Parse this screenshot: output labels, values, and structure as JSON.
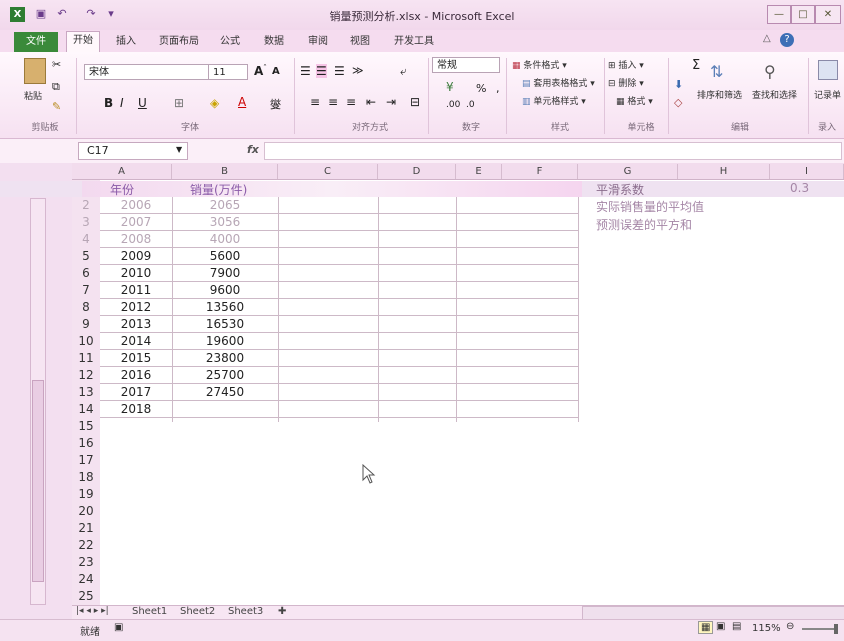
{
  "window": {
    "title": "销量预测分析.xlsx - Microsoft Excel",
    "controls": [
      "—",
      "□",
      "✕"
    ]
  },
  "ribbon": {
    "tabs": [
      "文件",
      "开始",
      "插入",
      "页面布局",
      "公式",
      "数据",
      "审阅",
      "视图",
      "开发工具"
    ],
    "groups": {
      "clipboard": "剪贴板",
      "font": "字体",
      "alignment": "对齐方式",
      "number": "数字",
      "styles": "样式",
      "cells": "单元格",
      "editing": "编辑",
      "record": "录入"
    },
    "paste_label": "粘贴",
    "font_name": "宋体",
    "font_size": "11",
    "number_format": "常规",
    "conditional_format": "条件格式",
    "table_format": "套用表格格式",
    "cell_styles": "单元格样式",
    "insert": "插入",
    "delete": "删除",
    "format": "格式",
    "sort_filter": "排序和筛选",
    "find_select": "查找和选择",
    "record_sheet": "记录单",
    "percent": "%",
    "comma": ","
  },
  "formula_bar": {
    "name_box": "C17",
    "fx": "fx",
    "content": ""
  },
  "columns": [
    "A",
    "B",
    "C",
    "D",
    "E",
    "F",
    "G",
    "H",
    "I"
  ],
  "header_row": {
    "a": "年份",
    "b": "销量(万件)"
  },
  "rows": [
    {
      "num": "2",
      "year": "2006",
      "value": "2065",
      "faint": true
    },
    {
      "num": "3",
      "year": "2007",
      "value": "3056",
      "faint": true
    },
    {
      "num": "4",
      "year": "2008",
      "value": "4000",
      "faint": true
    },
    {
      "num": "5",
      "year": "2009",
      "value": "5600"
    },
    {
      "num": "6",
      "year": "2010",
      "value": "7900"
    },
    {
      "num": "7",
      "year": "2011",
      "value": "9600"
    },
    {
      "num": "8",
      "year": "2012",
      "value": "13560"
    },
    {
      "num": "9",
      "year": "2013",
      "value": "16530"
    },
    {
      "num": "10",
      "year": "2014",
      "value": "19600"
    },
    {
      "num": "11",
      "year": "2015",
      "value": "23800"
    },
    {
      "num": "12",
      "year": "2016",
      "value": "25700"
    },
    {
      "num": "13",
      "year": "2017",
      "value": "27450"
    },
    {
      "num": "14",
      "year": "2018",
      "value": ""
    }
  ],
  "empty_rows": [
    "15",
    "16",
    "17",
    "18",
    "19",
    "20",
    "21",
    "22",
    "23",
    "24",
    "25"
  ],
  "side_notes": {
    "title": "平滑系数",
    "value": "0.3",
    "line1": "实际销售量的平均值",
    "line2": "预测误差的平方和"
  },
  "sheets": [
    "Sheet1",
    "Sheet2",
    "Sheet3"
  ],
  "status": {
    "ready": "就绪",
    "zoom": "115%"
  },
  "colors": {
    "file_tab": "#3a8a3a",
    "background_tint": "#f3dff0"
  }
}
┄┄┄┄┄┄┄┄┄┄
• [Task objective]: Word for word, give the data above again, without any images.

• [Exercise output]:
Parse this screenshot: output labels, values, and structure as JSON.
{
  "window": {
    "title": "销量预测分析.xlsx - Microsoft Excel",
    "controls": [
      "—",
      "□",
      "✕"
    ]
  },
  "ribbon": {
    "tabs": [
      "文件",
      "开始",
      "插入",
      "页面布局",
      "公式",
      "数据",
      "审阅",
      "视图",
      "开发工具"
    ],
    "groups": {
      "clipboard": "剪贴板",
      "font": "字体",
      "alignment": "对齐方式",
      "number": "数字",
      "styles": "样式",
      "cells": "单元格",
      "editing": "编辑",
      "record": "录入"
    },
    "paste_label": "粘贴",
    "font_name": "宋体",
    "font_size": "11",
    "number_format": "常规",
    "conditional_format": "条件格式",
    "table_format": "套用表格格式",
    "cell_styles": "单元格样式",
    "insert": "插入",
    "delete": "删除",
    "format": "格式",
    "sort_filter": "排序和筛选",
    "find_select": "查找和选择",
    "record_sheet": "记录单",
    "percent": "%",
    "comma": ","
  },
  "formula_bar": {
    "name_box": "C17",
    "fx": "fx",
    "content": ""
  },
  "columns": [
    "A",
    "B",
    "C",
    "D",
    "E",
    "F",
    "G",
    "H",
    "I"
  ],
  "header_row": {
    "a": "年份",
    "b": "销量(万件)"
  },
  "rows": [
    {
      "num": "2",
      "year": "2006",
      "value": "2065",
      "faint": true
    },
    {
      "num": "3",
      "year": "2007",
      "value": "3056",
      "faint": true
    },
    {
      "num": "4",
      "year": "2008",
      "value": "4000",
      "faint": true
    },
    {
      "num": "5",
      "year": "2009",
      "value": "5600"
    },
    {
      "num": "6",
      "year": "2010",
      "value": "7900"
    },
    {
      "num": "7",
      "year": "2011",
      "value": "9600"
    },
    {
      "num": "8",
      "year": "2012",
      "value": "13560"
    },
    {
      "num": "9",
      "year": "2013",
      "value": "16530"
    },
    {
      "num": "10",
      "year": "2014",
      "value": "19600"
    },
    {
      "num": "11",
      "year": "2015",
      "value": "23800"
    },
    {
      "num": "12",
      "year": "2016",
      "value": "25700"
    },
    {
      "num": "13",
      "year": "2017",
      "value": "27450"
    },
    {
      "num": "14",
      "year": "2018",
      "value": ""
    }
  ],
  "empty_rows": [
    "15",
    "16",
    "17",
    "18",
    "19",
    "20",
    "21",
    "22",
    "23",
    "24",
    "25"
  ],
  "side_notes": {
    "title": "平滑系数",
    "value": "0.3",
    "line1": "实际销售量的平均值",
    "line2": "预测误差的平方和"
  },
  "sheets": [
    "Sheet1",
    "Sheet2",
    "Sheet3"
  ],
  "status": {
    "ready": "就绪",
    "zoom": "115%"
  },
  "colors": {
    "file_tab": "#3a8a3a",
    "background_tint": "#f3dff0"
  }
}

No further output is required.